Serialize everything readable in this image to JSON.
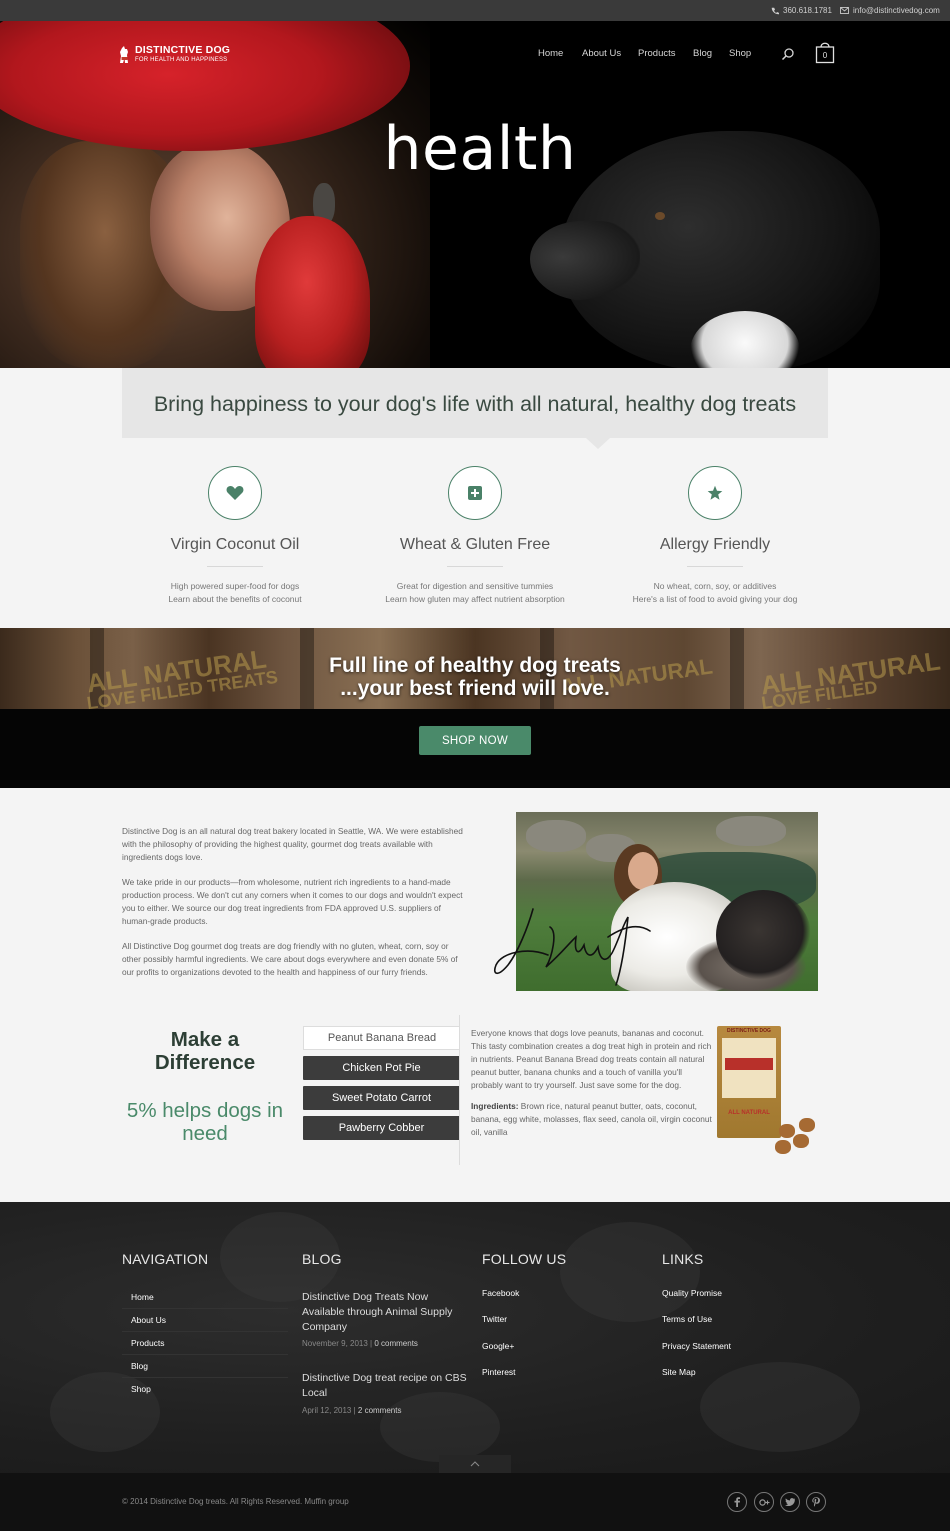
{
  "topbar": {
    "phone": "360.618.1781",
    "email": "info@distinctivedog.com"
  },
  "brand": {
    "name": "DISTINCTIVE DOG",
    "tagline": "FOR HEALTH AND HAPPINESS"
  },
  "nav": {
    "items": [
      "Home",
      "About Us",
      "Products",
      "Blog",
      "Shop"
    ],
    "cart_count": "0"
  },
  "hero": {
    "title": "health"
  },
  "banner": {
    "text": "Bring happiness to your dog's life with all natural, healthy dog treats"
  },
  "features": [
    {
      "icon": "heart-icon",
      "title": "Virgin Coconut Oil",
      "line1": "High powered super-food for dogs",
      "line2": "Learn about the benefits of coconut"
    },
    {
      "icon": "plus-icon",
      "title": "Wheat & Gluten Free",
      "line1": "Great for digestion and sensitive tummies",
      "line2": "Learn how gluten may affect nutrient absorption"
    },
    {
      "icon": "star-icon",
      "title": "Allergy Friendly",
      "line1": "No wheat, corn, soy, or additives",
      "line2": "Here's a list of food to avoid giving your dog"
    }
  ],
  "promo": {
    "line1": "Full line of healthy dog treats",
    "line2": "...your best friend will love.",
    "button": "SHOP NOW"
  },
  "about": {
    "p1": "Distinctive Dog is an all natural dog treat bakery located in Seattle, WA. We were established with the philosophy of providing the highest quality, gourmet dog treats available with ingredients dogs love.",
    "p2": "We take pride in our products—from wholesome, nutrient rich ingredients to a hand-made production process. We don't cut any corners when it comes to our dogs and wouldn't expect you to either. We source our dog treat ingredients from FDA approved U.S. suppliers of human-grade products.",
    "p3": "All Distinctive Dog gourmet dog treats are dog friendly with no gluten, wheat, corn, soy or other possibly harmful ingredients. We care about dogs everywhere and even donate 5% of our profits to organizations devoted to the health and happiness of our furry friends."
  },
  "difference": {
    "title_line1": "Make a",
    "title_line2": "Difference",
    "sub_line1": "5% helps dogs in",
    "sub_line2": "need"
  },
  "tabs": {
    "items": [
      "Peanut Banana Bread",
      "Chicken Pot Pie",
      "Sweet Potato Carrot",
      "Pawberry Cobber"
    ],
    "active_index": 0,
    "description": "Everyone knows that dogs love peanuts, bananas and coconut. This tasty combination creates a dog treat high in protein and rich in nutrients. Peanut Banana Bread dog treats contain all natural peanut butter, banana chunks and a touch of vanilla you'll probably want to try yourself. Just save some for the dog.",
    "ingredients_label": "Ingredients:",
    "ingredients": " Brown rice, natural peanut butter, oats, coconut, banana, egg white, molasses, flax seed, canola oil, virgin coconut oil, vanilla"
  },
  "product_bag": {
    "brand": "DISTINCTIVE DOG",
    "bottom": "ALL NATURAL"
  },
  "promo_bags": {
    "text1": "ALL NATURAL",
    "text2": "LOVE FILLED TREATS"
  },
  "footer": {
    "navigation": {
      "title": "NAVIGATION",
      "items": [
        "Home",
        "About Us",
        "Products",
        "Blog",
        "Shop"
      ]
    },
    "blog": {
      "title": "BLOG",
      "posts": [
        {
          "title": "Distinctive Dog Treats Now Available through Animal Supply Company",
          "date": "November 9, 2013 | ",
          "comments": "0 comments"
        },
        {
          "title": "Distinctive Dog treat recipe on CBS Local",
          "date": "April 12, 2013 | ",
          "comments": "2 comments"
        }
      ]
    },
    "follow": {
      "title": "FOLLOW US",
      "items": [
        "Facebook",
        "Twitter",
        "Google+",
        "Pinterest"
      ]
    },
    "links": {
      "title": "LINKS",
      "items": [
        "Quality Promise",
        "Terms of Use",
        "Privacy Statement",
        "Site Map"
      ]
    }
  },
  "bottom": {
    "copyright": "© 2014 Distinctive Dog treats. All Rights Reserved. Muffin group",
    "social": [
      "facebook-icon",
      "googleplus-icon",
      "twitter-icon",
      "pinterest-icon"
    ]
  },
  "colors": {
    "accent_green": "#4a8a6a",
    "dark_text_green": "#2d3f35",
    "topbar": "#3a3a3a",
    "footer": "#1f1f1f"
  }
}
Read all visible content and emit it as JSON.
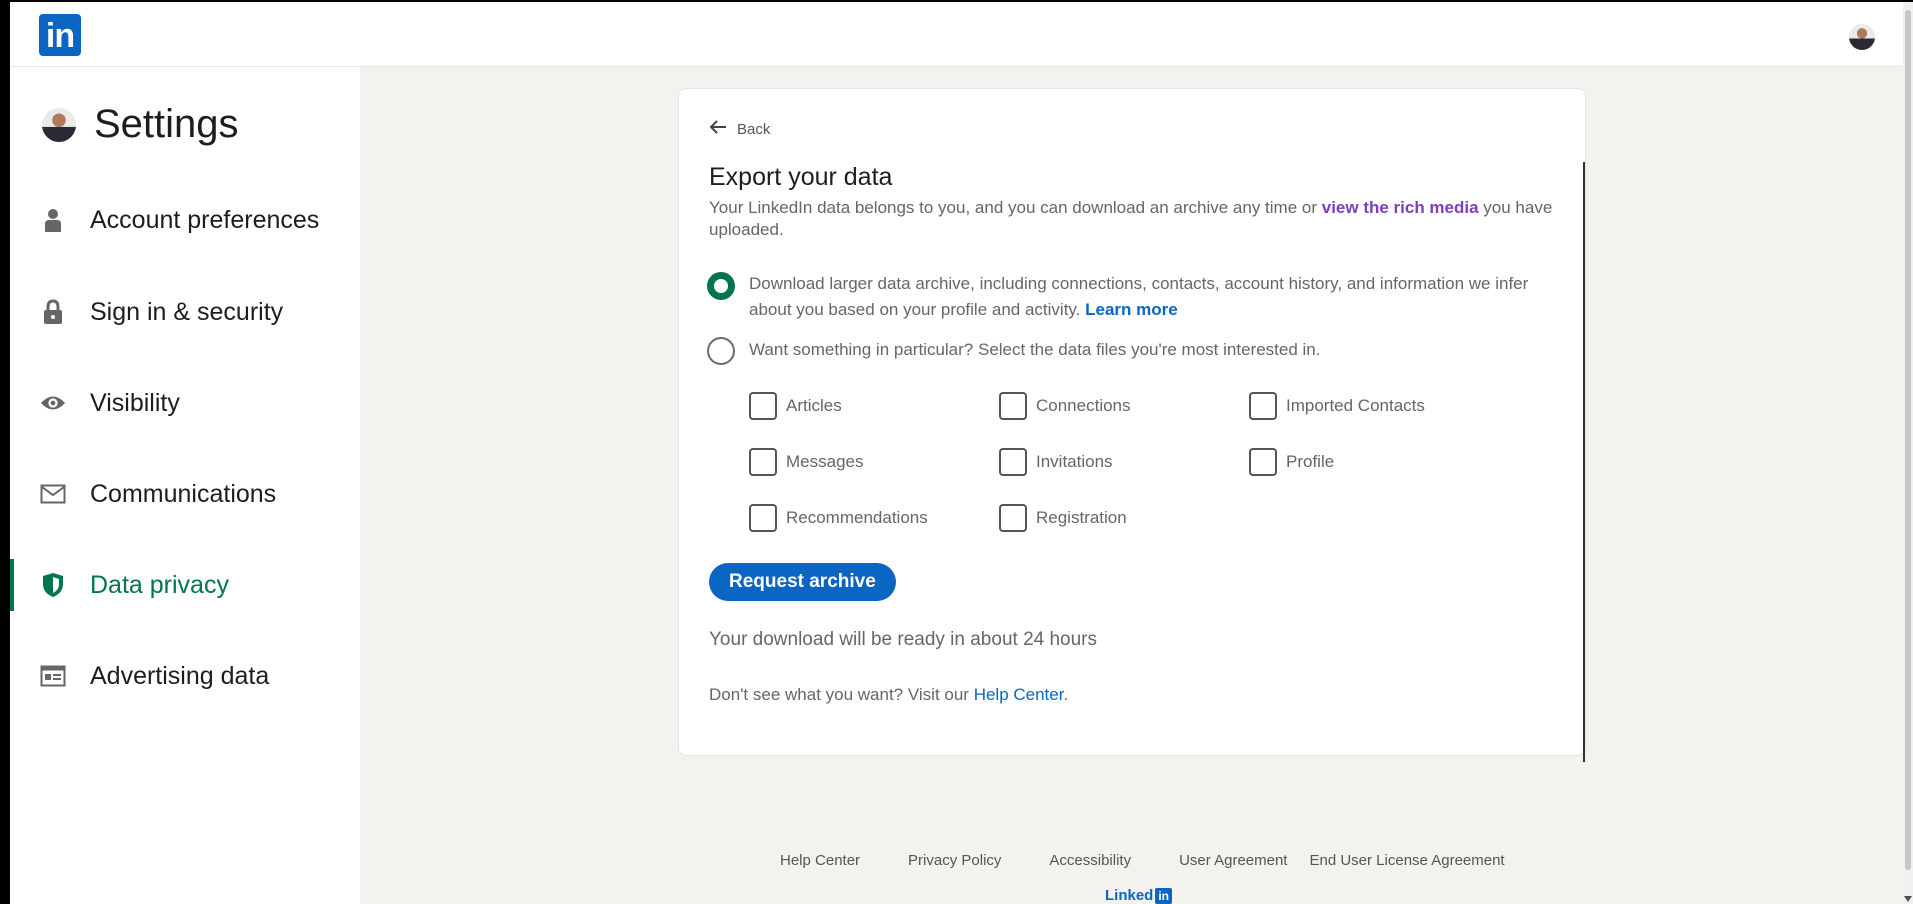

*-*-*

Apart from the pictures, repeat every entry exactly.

• [ANSWER SPACE]
Serialize everything readable in this image to JSON.
{
  "topbar": {
    "phone": "360.618.1781",
    "email": "info@distinctivedog.com"
  },
  "brand": {
    "name": "DISTINCTIVE DOG",
    "tagline": "FOR HEALTH AND HAPPINESS"
  },
  "nav": {
    "items": [
      "Home",
      "About Us",
      "Products",
      "Blog",
      "Shop"
    ],
    "cart_count": "0"
  },
  "hero": {
    "title": "health"
  },
  "banner": {
    "text": "Bring happiness to your dog's life with all natural, healthy dog treats"
  },
  "features": [
    {
      "icon": "heart-icon",
      "title": "Virgin Coconut Oil",
      "line1": "High powered super-food for dogs",
      "line2": "Learn about the benefits of coconut"
    },
    {
      "icon": "plus-icon",
      "title": "Wheat & Gluten Free",
      "line1": "Great for digestion and sensitive tummies",
      "line2": "Learn how gluten may affect nutrient absorption"
    },
    {
      "icon": "star-icon",
      "title": "Allergy Friendly",
      "line1": "No wheat, corn, soy, or additives",
      "line2": "Here's a list of food to avoid giving your dog"
    }
  ],
  "promo": {
    "line1": "Full line of healthy dog treats",
    "line2": "...your best friend will love.",
    "button": "SHOP NOW"
  },
  "about": {
    "p1": "Distinctive Dog is an all natural dog treat bakery located in Seattle, WA. We were established with the philosophy of providing the highest quality, gourmet dog treats available with ingredients dogs love.",
    "p2": "We take pride in our products—from wholesome, nutrient rich ingredients to a hand-made production process. We don't cut any corners when it comes to our dogs and wouldn't expect you to either. We source our dog treat ingredients from FDA approved U.S. suppliers of human-grade products.",
    "p3": "All Distinctive Dog gourmet dog treats are dog friendly with no gluten, wheat, corn, soy or other possibly harmful ingredients. We care about dogs everywhere and even donate 5% of our profits to organizations devoted to the health and happiness of our furry friends."
  },
  "difference": {
    "title_line1": "Make a",
    "title_line2": "Difference",
    "sub_line1": "5% helps dogs in",
    "sub_line2": "need"
  },
  "tabs": {
    "items": [
      "Peanut Banana Bread",
      "Chicken Pot Pie",
      "Sweet Potato Carrot",
      "Pawberry Cobber"
    ],
    "active_index": 0,
    "description": "Everyone knows that dogs love peanuts, bananas and coconut. This tasty combination creates a dog treat high in protein and rich in nutrients. Peanut Banana Bread dog treats contain all natural peanut butter, banana chunks and a touch of vanilla you'll probably want to try yourself. Just save some for the dog.",
    "ingredients_label": "Ingredients:",
    "ingredients": " Brown rice, natural peanut butter, oats, coconut, banana, egg white, molasses, flax seed, canola oil, virgin coconut oil, vanilla"
  },
  "product_bag": {
    "brand": "DISTINCTIVE DOG",
    "bottom": "ALL NATURAL"
  },
  "promo_bags": {
    "text1": "ALL NATURAL",
    "text2": "LOVE FILLED TREATS"
  },
  "footer": {
    "navigation": {
      "title": "NAVIGATION",
      "items": [
        "Home",
        "About Us",
        "Products",
        "Blog",
        "Shop"
      ]
    },
    "blog": {
      "title": "BLOG",
      "posts": [
        {
          "title": "Distinctive Dog Treats Now Available through Animal Supply Company",
          "date": "November 9, 2013 | ",
          "comments": "0 comments"
        },
        {
          "title": "Distinctive Dog treat recipe on CBS Local",
          "date": "April 12, 2013 | ",
          "comments": "2 comments"
        }
      ]
    },
    "follow": {
      "title": "FOLLOW US",
      "items": [
        "Facebook",
        "Twitter",
        "Google+",
        "Pinterest"
      ]
    },
    "links": {
      "title": "LINKS",
      "items": [
        "Quality Promise",
        "Terms of Use",
        "Privacy Statement",
        "Site Map"
      ]
    }
  },
  "bottom": {
    "copyright": "© 2014 Distinctive Dog treats. All Rights Reserved. Muffin group",
    "social": [
      "facebook-icon",
      "googleplus-icon",
      "twitter-icon",
      "pinterest-icon"
    ]
  },
  "colors": {
    "accent_green": "#4a8a6a",
    "dark_text_green": "#2d3f35",
    "topbar": "#3a3a3a",
    "footer": "#1f1f1f"
  }
}
Read all visible content and emit it as JSON.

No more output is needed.